◆ **EXERCISE DESCRIPTION**: Each line of the data holding "this" should be found and copied.

Website and app data records:

◆ ◆ ◆ ◆ ◆ ◆ ◆

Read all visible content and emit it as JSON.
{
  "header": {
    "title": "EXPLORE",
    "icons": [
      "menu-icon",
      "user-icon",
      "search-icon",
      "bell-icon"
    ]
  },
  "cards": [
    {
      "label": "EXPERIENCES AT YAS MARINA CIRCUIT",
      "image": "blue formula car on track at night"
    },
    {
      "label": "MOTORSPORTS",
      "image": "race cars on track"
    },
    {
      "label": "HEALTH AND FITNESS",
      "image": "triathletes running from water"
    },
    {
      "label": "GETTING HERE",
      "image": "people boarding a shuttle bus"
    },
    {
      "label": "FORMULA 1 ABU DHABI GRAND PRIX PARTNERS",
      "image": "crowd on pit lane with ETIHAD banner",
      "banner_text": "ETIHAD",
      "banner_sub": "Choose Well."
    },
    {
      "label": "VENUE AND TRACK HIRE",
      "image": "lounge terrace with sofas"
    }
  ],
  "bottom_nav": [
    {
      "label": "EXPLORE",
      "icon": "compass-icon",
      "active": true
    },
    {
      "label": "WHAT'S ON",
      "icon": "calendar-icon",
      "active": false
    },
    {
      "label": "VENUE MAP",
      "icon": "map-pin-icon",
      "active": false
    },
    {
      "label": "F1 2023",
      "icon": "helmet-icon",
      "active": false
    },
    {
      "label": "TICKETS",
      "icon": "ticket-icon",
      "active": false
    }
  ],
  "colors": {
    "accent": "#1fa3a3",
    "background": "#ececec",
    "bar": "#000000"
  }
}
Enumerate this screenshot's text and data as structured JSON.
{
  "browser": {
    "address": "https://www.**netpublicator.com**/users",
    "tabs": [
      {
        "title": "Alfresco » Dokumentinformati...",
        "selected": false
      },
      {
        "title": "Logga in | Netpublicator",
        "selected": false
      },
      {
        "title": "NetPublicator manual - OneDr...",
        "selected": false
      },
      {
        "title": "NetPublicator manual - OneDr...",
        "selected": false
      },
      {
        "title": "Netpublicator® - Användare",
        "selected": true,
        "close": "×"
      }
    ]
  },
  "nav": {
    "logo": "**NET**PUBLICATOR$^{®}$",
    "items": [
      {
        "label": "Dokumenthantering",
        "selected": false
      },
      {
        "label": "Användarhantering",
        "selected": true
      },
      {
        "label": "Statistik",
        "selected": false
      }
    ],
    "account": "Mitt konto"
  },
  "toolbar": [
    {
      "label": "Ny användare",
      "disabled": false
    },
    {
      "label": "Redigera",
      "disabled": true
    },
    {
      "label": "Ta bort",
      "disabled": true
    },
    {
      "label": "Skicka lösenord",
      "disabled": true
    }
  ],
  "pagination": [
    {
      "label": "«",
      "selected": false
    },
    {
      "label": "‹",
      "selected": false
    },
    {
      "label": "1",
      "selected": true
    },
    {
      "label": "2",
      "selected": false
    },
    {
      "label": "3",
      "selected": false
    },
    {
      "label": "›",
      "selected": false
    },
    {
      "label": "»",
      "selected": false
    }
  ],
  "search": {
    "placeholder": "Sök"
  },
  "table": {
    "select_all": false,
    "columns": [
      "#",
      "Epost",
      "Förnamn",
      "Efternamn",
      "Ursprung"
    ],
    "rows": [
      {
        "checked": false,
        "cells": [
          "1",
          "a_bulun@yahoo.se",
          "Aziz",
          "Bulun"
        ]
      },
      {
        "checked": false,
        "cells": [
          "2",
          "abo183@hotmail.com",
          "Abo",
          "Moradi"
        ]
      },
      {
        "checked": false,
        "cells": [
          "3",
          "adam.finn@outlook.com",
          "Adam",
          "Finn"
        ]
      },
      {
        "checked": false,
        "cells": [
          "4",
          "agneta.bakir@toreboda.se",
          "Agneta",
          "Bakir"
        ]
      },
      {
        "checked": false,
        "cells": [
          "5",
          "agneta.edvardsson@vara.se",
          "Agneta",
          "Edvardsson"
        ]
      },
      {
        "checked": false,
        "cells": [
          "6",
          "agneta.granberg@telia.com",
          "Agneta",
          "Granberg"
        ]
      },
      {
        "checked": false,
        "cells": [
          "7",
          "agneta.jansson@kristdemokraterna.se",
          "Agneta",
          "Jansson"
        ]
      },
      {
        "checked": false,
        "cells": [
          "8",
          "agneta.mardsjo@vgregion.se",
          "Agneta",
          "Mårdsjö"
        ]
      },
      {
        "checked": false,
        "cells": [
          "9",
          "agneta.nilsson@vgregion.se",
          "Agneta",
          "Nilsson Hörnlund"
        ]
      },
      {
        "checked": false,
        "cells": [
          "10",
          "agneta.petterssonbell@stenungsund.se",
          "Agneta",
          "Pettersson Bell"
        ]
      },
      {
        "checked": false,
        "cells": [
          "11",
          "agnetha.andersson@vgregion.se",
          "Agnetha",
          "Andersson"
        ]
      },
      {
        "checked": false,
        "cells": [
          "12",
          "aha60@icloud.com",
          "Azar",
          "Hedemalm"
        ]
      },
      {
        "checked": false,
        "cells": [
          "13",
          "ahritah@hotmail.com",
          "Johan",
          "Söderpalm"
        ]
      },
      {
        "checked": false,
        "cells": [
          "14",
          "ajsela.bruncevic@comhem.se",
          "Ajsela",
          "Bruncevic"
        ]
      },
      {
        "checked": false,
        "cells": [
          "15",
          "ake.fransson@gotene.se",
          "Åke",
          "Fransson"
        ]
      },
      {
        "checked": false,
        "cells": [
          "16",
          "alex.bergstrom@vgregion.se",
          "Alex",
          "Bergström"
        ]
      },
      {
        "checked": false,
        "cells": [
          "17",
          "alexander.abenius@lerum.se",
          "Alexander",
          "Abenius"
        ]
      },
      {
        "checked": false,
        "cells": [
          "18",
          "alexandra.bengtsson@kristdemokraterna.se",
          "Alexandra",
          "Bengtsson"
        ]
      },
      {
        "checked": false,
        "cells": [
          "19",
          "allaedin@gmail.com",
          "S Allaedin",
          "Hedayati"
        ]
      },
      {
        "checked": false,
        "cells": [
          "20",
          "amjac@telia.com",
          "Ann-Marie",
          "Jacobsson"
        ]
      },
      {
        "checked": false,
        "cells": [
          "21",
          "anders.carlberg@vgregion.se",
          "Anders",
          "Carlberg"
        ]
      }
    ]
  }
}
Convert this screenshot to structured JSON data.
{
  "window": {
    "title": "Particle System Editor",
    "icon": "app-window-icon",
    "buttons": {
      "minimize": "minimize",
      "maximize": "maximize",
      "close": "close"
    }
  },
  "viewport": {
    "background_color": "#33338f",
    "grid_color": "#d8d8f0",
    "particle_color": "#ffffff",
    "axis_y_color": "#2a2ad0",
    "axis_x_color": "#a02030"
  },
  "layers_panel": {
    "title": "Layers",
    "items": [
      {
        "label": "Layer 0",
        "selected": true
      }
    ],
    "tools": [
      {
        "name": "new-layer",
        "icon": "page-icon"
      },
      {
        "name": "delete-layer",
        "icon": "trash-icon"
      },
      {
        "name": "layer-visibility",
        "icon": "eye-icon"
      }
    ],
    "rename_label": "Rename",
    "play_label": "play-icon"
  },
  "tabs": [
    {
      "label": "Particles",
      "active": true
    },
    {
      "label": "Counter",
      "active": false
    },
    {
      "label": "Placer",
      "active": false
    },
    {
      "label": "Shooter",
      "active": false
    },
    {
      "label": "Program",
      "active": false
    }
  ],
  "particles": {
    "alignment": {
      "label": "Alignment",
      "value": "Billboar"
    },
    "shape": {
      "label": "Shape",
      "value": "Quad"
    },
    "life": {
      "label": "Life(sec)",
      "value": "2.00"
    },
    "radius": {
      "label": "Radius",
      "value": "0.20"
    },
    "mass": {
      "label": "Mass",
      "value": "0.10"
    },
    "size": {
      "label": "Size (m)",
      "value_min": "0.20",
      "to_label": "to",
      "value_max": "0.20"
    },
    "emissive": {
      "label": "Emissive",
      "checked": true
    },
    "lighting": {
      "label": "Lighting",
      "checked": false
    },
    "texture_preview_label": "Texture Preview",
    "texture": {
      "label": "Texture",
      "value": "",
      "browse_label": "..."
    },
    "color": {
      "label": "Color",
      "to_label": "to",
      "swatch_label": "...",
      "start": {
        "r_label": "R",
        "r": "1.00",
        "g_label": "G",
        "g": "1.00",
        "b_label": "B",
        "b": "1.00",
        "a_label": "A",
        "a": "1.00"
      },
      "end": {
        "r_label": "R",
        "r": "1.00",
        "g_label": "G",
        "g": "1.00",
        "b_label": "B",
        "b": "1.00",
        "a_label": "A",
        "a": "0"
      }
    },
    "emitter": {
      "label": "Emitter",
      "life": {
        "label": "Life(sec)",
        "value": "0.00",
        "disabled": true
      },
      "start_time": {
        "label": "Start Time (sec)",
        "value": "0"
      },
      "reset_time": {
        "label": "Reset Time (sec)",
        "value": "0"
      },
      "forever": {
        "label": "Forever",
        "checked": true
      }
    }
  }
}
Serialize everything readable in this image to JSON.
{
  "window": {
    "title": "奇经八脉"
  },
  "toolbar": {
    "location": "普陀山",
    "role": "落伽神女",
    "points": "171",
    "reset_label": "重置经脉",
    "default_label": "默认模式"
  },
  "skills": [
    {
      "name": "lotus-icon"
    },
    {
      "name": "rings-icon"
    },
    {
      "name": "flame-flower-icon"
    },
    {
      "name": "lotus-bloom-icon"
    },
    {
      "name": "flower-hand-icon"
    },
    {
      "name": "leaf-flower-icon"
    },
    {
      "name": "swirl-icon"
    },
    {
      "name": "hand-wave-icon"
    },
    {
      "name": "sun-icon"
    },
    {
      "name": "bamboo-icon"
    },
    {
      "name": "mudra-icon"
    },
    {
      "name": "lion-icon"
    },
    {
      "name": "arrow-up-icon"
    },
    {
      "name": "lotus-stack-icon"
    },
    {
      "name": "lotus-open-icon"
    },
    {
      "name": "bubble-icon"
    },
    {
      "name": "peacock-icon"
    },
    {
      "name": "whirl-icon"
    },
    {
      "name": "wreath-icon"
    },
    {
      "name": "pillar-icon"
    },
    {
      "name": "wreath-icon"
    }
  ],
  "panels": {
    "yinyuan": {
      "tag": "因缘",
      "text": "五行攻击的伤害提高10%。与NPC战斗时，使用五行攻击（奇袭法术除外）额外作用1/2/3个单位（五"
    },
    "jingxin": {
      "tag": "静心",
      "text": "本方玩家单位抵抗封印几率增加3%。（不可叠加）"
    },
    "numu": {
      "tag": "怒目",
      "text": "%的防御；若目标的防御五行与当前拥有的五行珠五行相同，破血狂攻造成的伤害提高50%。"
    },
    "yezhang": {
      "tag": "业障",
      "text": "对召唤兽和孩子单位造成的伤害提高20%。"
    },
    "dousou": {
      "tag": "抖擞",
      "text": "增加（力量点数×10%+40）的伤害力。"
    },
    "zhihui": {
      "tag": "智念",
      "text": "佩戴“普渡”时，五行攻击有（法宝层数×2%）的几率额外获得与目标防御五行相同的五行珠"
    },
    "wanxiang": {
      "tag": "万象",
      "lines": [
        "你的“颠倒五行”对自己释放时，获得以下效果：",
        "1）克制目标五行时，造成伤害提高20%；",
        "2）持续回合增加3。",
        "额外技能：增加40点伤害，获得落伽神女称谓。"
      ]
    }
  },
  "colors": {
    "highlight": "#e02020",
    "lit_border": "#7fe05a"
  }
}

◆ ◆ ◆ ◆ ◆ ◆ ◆

◆ **ANSWER SECTION**:
Enumerate this screenshot's text and data as structured JSON.
Convert this screenshot to structured JSON data.
Serialize everything readable in this image to JSON.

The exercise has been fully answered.